**WORK REQUEST:**
From the data that follows, report the number of lines including "title", and only that number.
-- INFORMATION SUPPLIED follows --
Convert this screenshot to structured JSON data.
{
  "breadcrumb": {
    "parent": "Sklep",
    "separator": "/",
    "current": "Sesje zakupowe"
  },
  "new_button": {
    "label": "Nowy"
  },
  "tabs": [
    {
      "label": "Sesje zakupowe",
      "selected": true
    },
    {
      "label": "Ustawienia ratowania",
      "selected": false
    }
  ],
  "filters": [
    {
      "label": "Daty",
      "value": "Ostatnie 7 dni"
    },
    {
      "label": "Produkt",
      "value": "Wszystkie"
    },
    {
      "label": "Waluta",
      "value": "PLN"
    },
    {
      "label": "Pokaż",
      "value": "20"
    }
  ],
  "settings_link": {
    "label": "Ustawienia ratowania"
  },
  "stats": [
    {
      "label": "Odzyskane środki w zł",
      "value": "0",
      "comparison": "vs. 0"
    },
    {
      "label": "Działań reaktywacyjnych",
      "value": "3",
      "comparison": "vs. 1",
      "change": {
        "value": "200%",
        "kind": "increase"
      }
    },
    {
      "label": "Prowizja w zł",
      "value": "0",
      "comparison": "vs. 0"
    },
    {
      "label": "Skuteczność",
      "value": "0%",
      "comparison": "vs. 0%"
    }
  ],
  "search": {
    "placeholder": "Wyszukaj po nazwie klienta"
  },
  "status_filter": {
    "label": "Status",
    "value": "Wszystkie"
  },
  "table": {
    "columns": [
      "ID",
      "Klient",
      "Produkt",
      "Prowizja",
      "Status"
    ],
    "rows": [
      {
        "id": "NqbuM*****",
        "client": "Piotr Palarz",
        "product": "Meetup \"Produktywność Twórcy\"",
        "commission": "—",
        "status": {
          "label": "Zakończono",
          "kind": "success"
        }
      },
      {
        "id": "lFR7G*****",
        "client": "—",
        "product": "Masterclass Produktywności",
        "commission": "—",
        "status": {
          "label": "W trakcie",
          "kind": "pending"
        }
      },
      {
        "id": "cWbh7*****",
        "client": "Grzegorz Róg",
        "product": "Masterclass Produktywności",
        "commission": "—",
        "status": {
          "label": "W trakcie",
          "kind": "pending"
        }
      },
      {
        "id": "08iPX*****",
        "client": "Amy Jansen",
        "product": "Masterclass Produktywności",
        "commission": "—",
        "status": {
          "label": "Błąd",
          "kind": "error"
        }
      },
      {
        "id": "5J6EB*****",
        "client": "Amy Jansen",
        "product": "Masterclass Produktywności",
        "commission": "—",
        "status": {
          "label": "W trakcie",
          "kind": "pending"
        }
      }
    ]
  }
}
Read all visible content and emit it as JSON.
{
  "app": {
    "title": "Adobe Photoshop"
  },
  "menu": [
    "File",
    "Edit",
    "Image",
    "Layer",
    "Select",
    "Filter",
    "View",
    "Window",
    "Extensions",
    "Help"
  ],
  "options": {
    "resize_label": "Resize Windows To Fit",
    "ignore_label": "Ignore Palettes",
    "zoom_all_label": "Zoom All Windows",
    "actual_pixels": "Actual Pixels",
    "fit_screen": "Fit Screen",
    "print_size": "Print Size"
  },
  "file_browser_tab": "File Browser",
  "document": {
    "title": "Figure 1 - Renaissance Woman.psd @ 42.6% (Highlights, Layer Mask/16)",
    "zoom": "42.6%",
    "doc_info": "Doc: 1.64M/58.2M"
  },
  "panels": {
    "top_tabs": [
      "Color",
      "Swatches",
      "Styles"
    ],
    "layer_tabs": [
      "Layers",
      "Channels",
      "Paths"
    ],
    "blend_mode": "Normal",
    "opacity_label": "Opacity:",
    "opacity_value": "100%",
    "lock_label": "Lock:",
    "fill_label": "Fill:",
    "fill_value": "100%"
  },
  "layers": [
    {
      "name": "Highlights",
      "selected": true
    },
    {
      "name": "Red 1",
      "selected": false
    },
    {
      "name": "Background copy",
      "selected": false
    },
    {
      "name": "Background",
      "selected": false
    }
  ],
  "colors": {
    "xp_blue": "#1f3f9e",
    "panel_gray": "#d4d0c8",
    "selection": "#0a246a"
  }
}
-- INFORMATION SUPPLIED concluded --
**RESPONSE AREA:**
2